Lawsuit seeks to block Google settlement

Suit argues that affected advertisers would not be compensated enough by $90 million click fraud settlement.

Elinor Mills Former Staff Writer
Elinor Mills covers Internet security and privacy. She joined CNET News in 2005 after working as a foreign correspondent for Reuters in Portugal and writing for The Industry Standard, the IDG News Service and the Associated Press.
Elinor Mills
3 min read
Lawyers representing Internet search advertisers filed a lawsuit this week in an attempt to block a proposed $90 million settlement to a class-action click fraud suit against Google, a lawyer and the lead plaintiff said Thursday.

"The settlement is just a joke," said plaintiff Joseph Kinney, a Pinehurst, N.C., security consultant who said he has lost about $1,500 to click fraud on ads related to his SafeSpaces.com Web site. "A jury needs to hear these issues and Google needs to be held accountable."

Lane's Gifts and Collectibles and Caulfield Investigations sued Google and other search engines in February 2005 in state court in Texarkana, Ark., accusing them of charging advertisers for clicks on online advertisements that were fraudulent or done in bad faith and not with the intention of legitimate commerce.

Google reached a settlement with the plaintiffs in March that provides for $30 million to be used for lawyer fees and $60 million to pay credits to affected advertisers. The settlement would not apply to other defendants, namely Yahoo, Lycos, Miva, Go.com and LookSmart.

The Arkansas judge has scheduled a two-day hearing to begin on July 24 to consider whether to give the proposed settlement final approval, said Shawn Khorrami, one of the lawyers listed on the latest lawsuit, which was filed before the same Arkansas judge as the initial lawsuit. Khorrami also represents a plaintiff in a similar lawsuit filed in California against Google.

The latest lawsuit argues that the settlement should be rejected because it would not adequately compensate advertisers who lost money from fraud.

"The settlement leaves advertisers in worse shape than they are now. There is no benefit that the class (of advertisers) is getting at all," said Khorrami, who is based in Los Angeles.
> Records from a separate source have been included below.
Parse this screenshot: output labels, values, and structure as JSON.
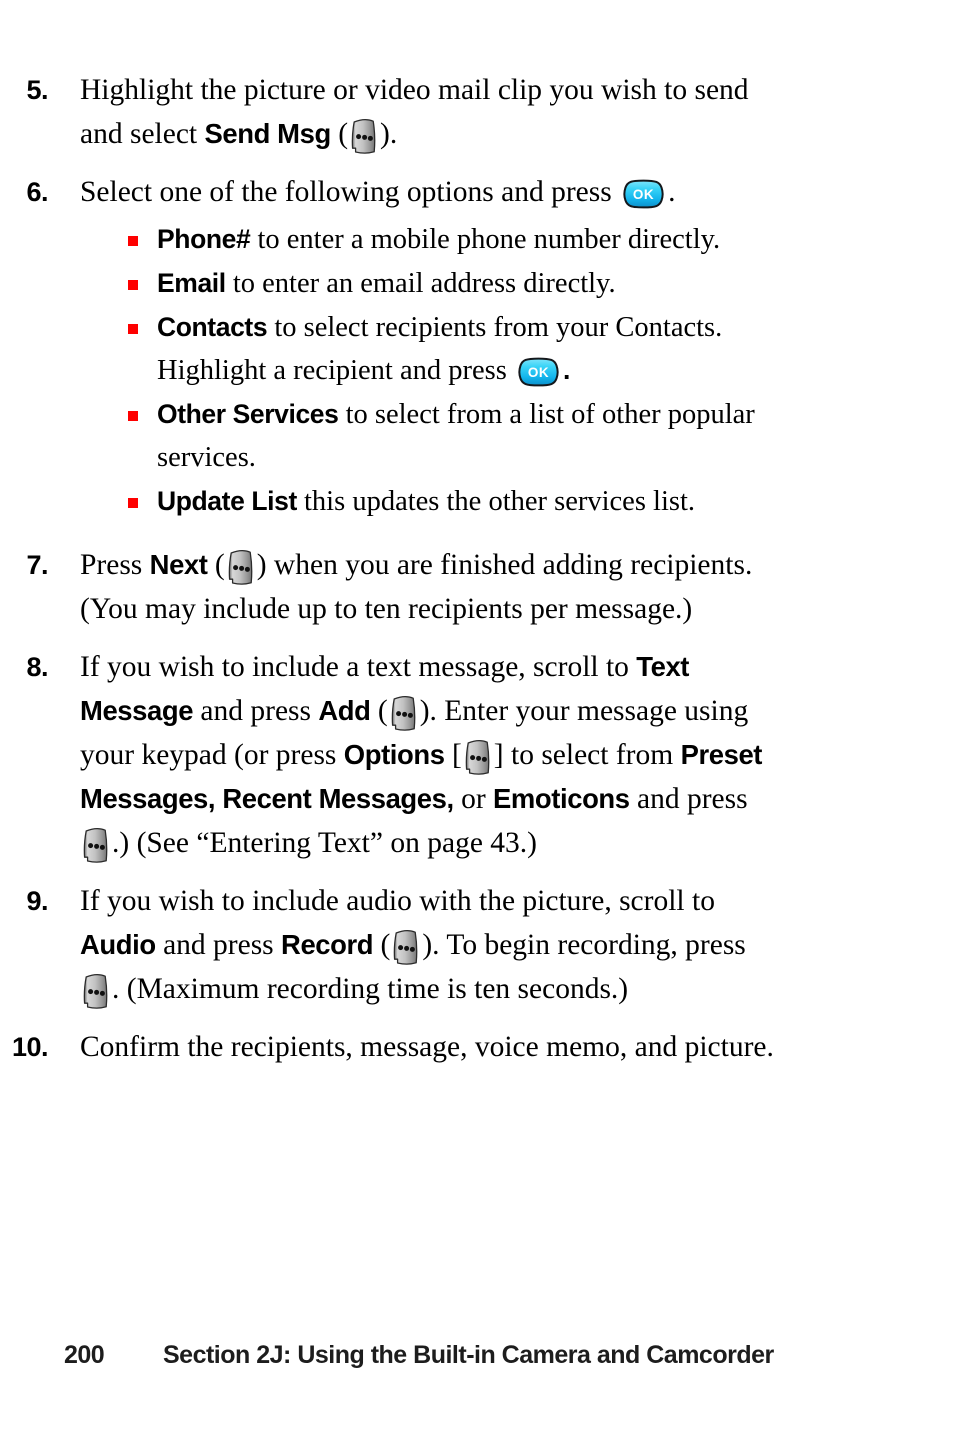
{
  "page": {
    "number": "200",
    "section": "Section 2J: Using the Built-in Camera and Camcorder"
  },
  "icons": {
    "softkey": "softkey-icon",
    "ok_key": "ok-key-icon",
    "ok_label": "OK",
    "bullet": "red-square-bullet"
  },
  "colors": {
    "bullet_red": "#fe0000",
    "ok_key_cyan": "#35d2f5",
    "ok_key_blue": "#0aa7e0",
    "softkey_gray": "#b4b4b4",
    "text": "#000000",
    "footer_text": "#1d1d1d"
  },
  "steps": [
    {
      "number": "5.",
      "parts": [
        {
          "t": "text",
          "v": "Highlight the picture or video mail clip you wish to send and select "
        },
        {
          "t": "ui",
          "v": "Send Msg"
        },
        {
          "t": "text",
          "v": " ("
        },
        {
          "t": "softkey"
        },
        {
          "t": "text",
          "v": ")."
        }
      ]
    },
    {
      "number": "6.",
      "parts": [
        {
          "t": "text",
          "v": "Select one of the following options and press "
        },
        {
          "t": "okkey"
        },
        {
          "t": "text",
          "v": "."
        }
      ],
      "bullets": [
        {
          "parts": [
            {
              "t": "ui",
              "v": "Phone#"
            },
            {
              "t": "text",
              "v": " to enter a mobile phone number directly."
            }
          ]
        },
        {
          "parts": [
            {
              "t": "ui",
              "v": "Email"
            },
            {
              "t": "text",
              "v": " to enter an email address directly."
            }
          ]
        },
        {
          "parts": [
            {
              "t": "ui",
              "v": "Contacts"
            },
            {
              "t": "text",
              "v": " to select recipients from your Contacts. Highlight a recipient and press "
            },
            {
              "t": "okkey"
            },
            {
              "t": "ui",
              "v": "."
            }
          ]
        },
        {
          "parts": [
            {
              "t": "ui",
              "v": "Other Services"
            },
            {
              "t": "text",
              "v": " to select from a list of other popular services."
            }
          ]
        },
        {
          "parts": [
            {
              "t": "ui",
              "v": "Update List"
            },
            {
              "t": "text",
              "v": " this updates the other services list."
            }
          ]
        }
      ]
    },
    {
      "number": "7.",
      "parts": [
        {
          "t": "text",
          "v": "Press "
        },
        {
          "t": "ui",
          "v": "Next"
        },
        {
          "t": "text",
          "v": " ("
        },
        {
          "t": "softkey"
        },
        {
          "t": "text",
          "v": ") when you are finished adding recipients. (You may include up to ten recipients per message.)"
        }
      ]
    },
    {
      "number": "8.",
      "parts": [
        {
          "t": "text",
          "v": "If you wish to include a text message, scroll to "
        },
        {
          "t": "ui",
          "v": "Text Message"
        },
        {
          "t": "text",
          "v": " and press "
        },
        {
          "t": "ui",
          "v": "Add"
        },
        {
          "t": "text",
          "v": " ("
        },
        {
          "t": "softkey"
        },
        {
          "t": "text",
          "v": "). Enter your message using your keypad (or press "
        },
        {
          "t": "ui",
          "v": "Options"
        },
        {
          "t": "text",
          "v": " ["
        },
        {
          "t": "softkey"
        },
        {
          "t": "text",
          "v": "] to select from "
        },
        {
          "t": "ui",
          "v": "Preset Messages, Recent Messages,"
        },
        {
          "t": "text",
          "v": " or "
        },
        {
          "t": "ui",
          "v": "Emoticons"
        },
        {
          "t": "text",
          "v": " and press "
        },
        {
          "t": "softkey"
        },
        {
          "t": "text",
          "v": ".) (See “Entering Text” on page 43.)"
        }
      ]
    },
    {
      "number": "9.",
      "parts": [
        {
          "t": "text",
          "v": "If you wish to include audio with the picture, scroll to "
        },
        {
          "t": "ui",
          "v": "Audio"
        },
        {
          "t": "text",
          "v": " and press "
        },
        {
          "t": "ui",
          "v": "Record"
        },
        {
          "t": "text",
          "v": " ("
        },
        {
          "t": "softkey"
        },
        {
          "t": "text",
          "v": "). To begin recording, press "
        },
        {
          "t": "softkey"
        },
        {
          "t": "text",
          "v": ". (Maximum recording time is ten seconds.)"
        }
      ]
    },
    {
      "number": "10.",
      "parts": [
        {
          "t": "text",
          "v": "Confirm the recipients, message, voice memo, and picture."
        }
      ]
    }
  ]
}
"Under the settlement, Google can pay a half a percent of your losses," or $5 on every $1,000 of losses claimed, he said. For instance, a loss of $10,000 would garner a coupon worth $50 from Google that could used only to buy more advertising through Google, he added.

Google defended the settlement. "Lawyers for the California plaintiffs are trying to circumvent the normal class action process, which we believe is inappropriate," Google said in statement. "We question if this lawsuit may be motivated more by the quest for attorneys' fees than pursuit of what's best for class members."

If the court agrees to block the proposed settlement, the case would be free to either proceed to trial or continue settlement negotiations with Google, said Khorrami, who also represents Web hosting company AIT in a click fraud-related lawsuit filed against Google last year in San Jose, Calif. That lawsuit is on hold pending the outcome in the Arkansas case, Khorrami said.

Khorrami and others have created a Web site that advises advertisers of their rights in opting out of the proposed settlement.

Once Google sends out notices to its advertisers notifying them of the proposed settlement, advertisers will have 30 days to opt out of the settlement, Khorrami said. Google so far has not sent out the notices, which must go out before the judge approves it, he said.

The settlement would not solve the underlying problem of click fraud, experts have said. It is unclear how much of a problem it is. Google and other search engines say they catch most click fraud and that it is not a serious issue.

A recent study found that click fraud at the major search engines is about 14 percent. Other estimates--from companies that stand to profit off click-fraud detection-related software and services--have pegged it as high as 30 percent.